Alliance Française de Manille, Embassy of France to the Philippines, National Museum of the Philippines and the National Commission for Culture and the Arts present “The Valley,” a photographic exhibition by French photographer Pierre de Vallombreuse open for public viewing from August 31 to February 4, 2018 at the Old Senate Hall of the National Museum of the Philippines.
De Vallombreuse dedicated almost 30 years of his life (from 1988 up to the present) to document the landscapes and daily lives of the ethnolinguistic group, the Tau’t Batu in Singnapan Valley in Palawan. Eighty-one photographs and more than 100 digital photos are set to be presented.
This exhibit is a fitting tribute to the 70th year anniversary of the diplomatic ties between France and the Philippines.
“I am deeply honored to have been invited by the National Museum of the Philippines to present my photographic work on the Tau’t Batu, which started in 1988. I hope that this exhibition will give the public a chance to appreciate this unique culture that we have to defend and protect. This exhibition is also an opportunity for the public to meet those endearing individuals who have become very close friends of mine over the years. I dare hope that this encounter will raise awareness on the issues, perils and challenges the valley is facing today. Never before have external pressures been so strong and have the Pala’wan people undergone changes so deep,” De Vallombreuse said.
According to him, with the inhabitants of the valley, he was able to discover a community composed of wise poets whose sharp humor roughs up the ego.
“I was soothed by their fundamentally peaceful culture that rejects violence (Pala’wan people are among the few and rare peaceful societies in the world). Thanks to them, I learned that not all human societies are always driven and steered by violence, predation, greed, calculation and cynicism. This is too rare and precious, and so we cannot just look the other way, especially during these crucial times.”
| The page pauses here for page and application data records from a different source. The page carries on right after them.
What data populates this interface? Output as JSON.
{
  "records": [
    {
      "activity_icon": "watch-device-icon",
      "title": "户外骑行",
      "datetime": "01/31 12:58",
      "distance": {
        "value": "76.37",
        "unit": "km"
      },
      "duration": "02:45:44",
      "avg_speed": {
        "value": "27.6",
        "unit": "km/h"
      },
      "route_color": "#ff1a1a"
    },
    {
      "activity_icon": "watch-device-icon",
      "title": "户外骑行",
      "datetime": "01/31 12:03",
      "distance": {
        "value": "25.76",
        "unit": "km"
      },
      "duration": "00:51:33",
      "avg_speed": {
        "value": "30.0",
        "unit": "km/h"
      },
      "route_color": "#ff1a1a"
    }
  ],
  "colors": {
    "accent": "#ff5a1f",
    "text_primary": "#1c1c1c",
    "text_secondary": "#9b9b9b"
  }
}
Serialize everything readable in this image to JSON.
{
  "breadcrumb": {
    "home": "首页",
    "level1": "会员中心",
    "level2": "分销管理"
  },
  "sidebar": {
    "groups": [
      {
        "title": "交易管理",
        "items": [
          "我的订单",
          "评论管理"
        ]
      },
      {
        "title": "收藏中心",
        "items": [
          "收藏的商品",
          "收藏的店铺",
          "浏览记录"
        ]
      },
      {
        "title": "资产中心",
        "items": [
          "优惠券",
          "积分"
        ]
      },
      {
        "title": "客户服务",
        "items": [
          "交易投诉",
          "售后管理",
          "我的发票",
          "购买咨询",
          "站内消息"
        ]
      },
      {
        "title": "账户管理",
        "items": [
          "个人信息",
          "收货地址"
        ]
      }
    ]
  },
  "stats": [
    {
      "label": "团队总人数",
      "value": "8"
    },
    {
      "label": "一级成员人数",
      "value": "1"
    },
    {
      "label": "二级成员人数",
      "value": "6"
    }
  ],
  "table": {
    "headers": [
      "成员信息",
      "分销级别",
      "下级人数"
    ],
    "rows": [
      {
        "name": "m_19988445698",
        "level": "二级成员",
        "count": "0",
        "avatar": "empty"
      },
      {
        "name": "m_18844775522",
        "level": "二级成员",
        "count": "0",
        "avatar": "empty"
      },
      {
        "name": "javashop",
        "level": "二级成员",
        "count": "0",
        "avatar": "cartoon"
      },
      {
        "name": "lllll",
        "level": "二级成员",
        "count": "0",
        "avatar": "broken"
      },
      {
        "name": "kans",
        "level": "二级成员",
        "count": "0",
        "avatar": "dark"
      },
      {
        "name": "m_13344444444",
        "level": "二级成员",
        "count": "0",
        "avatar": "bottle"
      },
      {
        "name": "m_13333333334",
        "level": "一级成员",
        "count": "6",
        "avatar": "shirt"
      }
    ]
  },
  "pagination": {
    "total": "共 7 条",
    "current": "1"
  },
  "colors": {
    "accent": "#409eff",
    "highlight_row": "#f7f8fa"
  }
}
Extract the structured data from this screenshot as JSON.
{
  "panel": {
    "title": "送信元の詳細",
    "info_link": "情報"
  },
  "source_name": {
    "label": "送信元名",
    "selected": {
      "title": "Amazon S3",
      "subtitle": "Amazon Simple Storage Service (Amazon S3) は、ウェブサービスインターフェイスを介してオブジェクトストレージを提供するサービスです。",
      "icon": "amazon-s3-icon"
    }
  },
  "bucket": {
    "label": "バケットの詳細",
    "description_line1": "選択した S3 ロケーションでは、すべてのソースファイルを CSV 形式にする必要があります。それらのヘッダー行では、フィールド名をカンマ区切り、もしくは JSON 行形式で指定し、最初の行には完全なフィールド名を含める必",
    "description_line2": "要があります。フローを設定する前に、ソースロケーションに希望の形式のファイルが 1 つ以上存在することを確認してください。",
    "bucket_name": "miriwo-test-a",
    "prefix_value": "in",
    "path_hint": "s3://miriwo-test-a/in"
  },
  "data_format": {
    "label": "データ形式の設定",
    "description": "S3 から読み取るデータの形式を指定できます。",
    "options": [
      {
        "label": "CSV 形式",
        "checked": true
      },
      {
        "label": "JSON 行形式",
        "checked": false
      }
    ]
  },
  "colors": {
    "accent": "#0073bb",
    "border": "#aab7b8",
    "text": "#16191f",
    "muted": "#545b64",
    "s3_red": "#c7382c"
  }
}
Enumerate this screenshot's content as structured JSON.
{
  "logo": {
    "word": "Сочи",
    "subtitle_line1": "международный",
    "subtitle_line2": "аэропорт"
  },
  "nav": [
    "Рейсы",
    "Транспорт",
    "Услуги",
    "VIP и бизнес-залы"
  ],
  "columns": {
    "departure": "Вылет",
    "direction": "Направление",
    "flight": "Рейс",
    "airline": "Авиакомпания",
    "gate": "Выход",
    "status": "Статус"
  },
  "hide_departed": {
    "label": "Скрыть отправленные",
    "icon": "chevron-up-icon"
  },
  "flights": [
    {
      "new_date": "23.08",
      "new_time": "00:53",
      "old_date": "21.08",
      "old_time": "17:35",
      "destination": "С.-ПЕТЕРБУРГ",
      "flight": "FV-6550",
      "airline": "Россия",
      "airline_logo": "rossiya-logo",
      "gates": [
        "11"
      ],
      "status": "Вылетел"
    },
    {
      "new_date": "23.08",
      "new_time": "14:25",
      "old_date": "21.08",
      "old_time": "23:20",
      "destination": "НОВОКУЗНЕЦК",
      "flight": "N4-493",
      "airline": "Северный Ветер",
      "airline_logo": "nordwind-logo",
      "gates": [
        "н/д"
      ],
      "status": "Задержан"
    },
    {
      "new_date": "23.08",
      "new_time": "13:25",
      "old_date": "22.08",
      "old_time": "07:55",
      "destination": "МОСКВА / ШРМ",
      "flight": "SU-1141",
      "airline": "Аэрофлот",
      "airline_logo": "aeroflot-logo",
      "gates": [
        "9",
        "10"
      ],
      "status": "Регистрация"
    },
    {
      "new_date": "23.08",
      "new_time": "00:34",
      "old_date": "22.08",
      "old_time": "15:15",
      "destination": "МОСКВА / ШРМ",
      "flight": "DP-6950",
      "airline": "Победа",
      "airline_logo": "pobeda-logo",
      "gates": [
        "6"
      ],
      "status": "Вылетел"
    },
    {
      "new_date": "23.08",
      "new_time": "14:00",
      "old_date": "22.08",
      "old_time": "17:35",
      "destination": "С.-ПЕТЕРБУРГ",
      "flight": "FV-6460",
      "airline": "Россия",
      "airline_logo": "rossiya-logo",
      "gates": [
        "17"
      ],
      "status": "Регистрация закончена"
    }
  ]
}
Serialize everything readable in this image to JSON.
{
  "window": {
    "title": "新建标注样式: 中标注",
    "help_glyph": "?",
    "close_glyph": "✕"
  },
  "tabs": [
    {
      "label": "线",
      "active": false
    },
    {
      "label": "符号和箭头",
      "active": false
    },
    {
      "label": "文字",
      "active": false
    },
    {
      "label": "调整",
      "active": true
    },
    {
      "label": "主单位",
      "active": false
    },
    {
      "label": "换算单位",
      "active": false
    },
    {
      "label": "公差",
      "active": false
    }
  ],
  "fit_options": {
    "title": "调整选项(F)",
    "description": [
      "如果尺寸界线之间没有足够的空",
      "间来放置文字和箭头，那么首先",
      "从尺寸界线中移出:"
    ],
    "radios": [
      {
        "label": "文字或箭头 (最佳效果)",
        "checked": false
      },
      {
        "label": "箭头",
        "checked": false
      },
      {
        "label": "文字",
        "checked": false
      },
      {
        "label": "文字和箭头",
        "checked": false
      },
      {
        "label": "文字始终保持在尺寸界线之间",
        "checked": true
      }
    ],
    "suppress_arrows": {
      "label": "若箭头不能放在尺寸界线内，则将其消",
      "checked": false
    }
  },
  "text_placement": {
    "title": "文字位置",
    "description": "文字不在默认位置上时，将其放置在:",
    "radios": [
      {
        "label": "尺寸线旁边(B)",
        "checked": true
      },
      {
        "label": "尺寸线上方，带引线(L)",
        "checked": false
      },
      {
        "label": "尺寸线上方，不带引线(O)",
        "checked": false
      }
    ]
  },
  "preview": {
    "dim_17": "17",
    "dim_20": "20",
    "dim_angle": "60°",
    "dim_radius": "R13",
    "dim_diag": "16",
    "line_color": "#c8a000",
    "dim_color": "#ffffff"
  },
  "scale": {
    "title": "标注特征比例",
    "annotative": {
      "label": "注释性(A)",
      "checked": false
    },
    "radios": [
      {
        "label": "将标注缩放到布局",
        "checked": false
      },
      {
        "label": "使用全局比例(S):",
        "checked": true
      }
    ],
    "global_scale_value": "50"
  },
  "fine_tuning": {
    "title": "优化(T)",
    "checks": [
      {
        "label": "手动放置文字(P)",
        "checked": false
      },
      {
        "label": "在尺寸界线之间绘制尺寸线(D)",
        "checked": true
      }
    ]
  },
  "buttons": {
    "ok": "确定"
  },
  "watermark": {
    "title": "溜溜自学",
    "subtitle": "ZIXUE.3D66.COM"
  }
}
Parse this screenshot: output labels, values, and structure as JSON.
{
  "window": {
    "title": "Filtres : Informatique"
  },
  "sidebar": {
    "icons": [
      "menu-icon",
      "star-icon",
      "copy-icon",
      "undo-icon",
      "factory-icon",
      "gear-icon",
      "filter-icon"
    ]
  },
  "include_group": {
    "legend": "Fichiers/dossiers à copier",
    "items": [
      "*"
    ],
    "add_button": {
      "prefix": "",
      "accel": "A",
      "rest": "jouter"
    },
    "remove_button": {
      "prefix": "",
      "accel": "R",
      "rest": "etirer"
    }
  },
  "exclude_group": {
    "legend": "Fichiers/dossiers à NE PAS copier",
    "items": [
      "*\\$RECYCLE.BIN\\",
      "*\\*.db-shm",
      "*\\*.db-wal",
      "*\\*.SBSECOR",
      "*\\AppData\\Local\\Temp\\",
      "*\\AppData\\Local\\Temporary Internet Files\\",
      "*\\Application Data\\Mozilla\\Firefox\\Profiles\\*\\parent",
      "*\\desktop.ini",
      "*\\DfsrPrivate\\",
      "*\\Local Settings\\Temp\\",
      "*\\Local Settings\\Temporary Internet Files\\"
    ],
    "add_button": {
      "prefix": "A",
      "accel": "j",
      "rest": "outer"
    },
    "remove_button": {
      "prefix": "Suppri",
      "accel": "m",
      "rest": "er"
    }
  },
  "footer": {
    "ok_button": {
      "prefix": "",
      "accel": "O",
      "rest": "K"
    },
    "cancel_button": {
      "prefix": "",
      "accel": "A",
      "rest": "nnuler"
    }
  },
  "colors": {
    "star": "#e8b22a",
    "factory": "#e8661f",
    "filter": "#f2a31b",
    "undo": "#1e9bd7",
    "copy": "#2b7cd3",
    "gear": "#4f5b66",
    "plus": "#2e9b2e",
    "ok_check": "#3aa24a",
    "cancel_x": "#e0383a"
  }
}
De Vallombreuse’s whole work with the indigenous peoples for the past 30 years has been fueled by only a few simple ideas and principles: to share his encounters with them, to advocate the diversity of cultures, to respect differences, to provide evidence of aggressions and injustices perpetrated against them, to show their evolution and adaptation in coping with changes that disrupt their lifestyle.
“My actions are in line with the principles of international institutions such as UNESCO and its Program on the Safeguarding of the Intangible Cultural Heritage of Humanity,” he ended.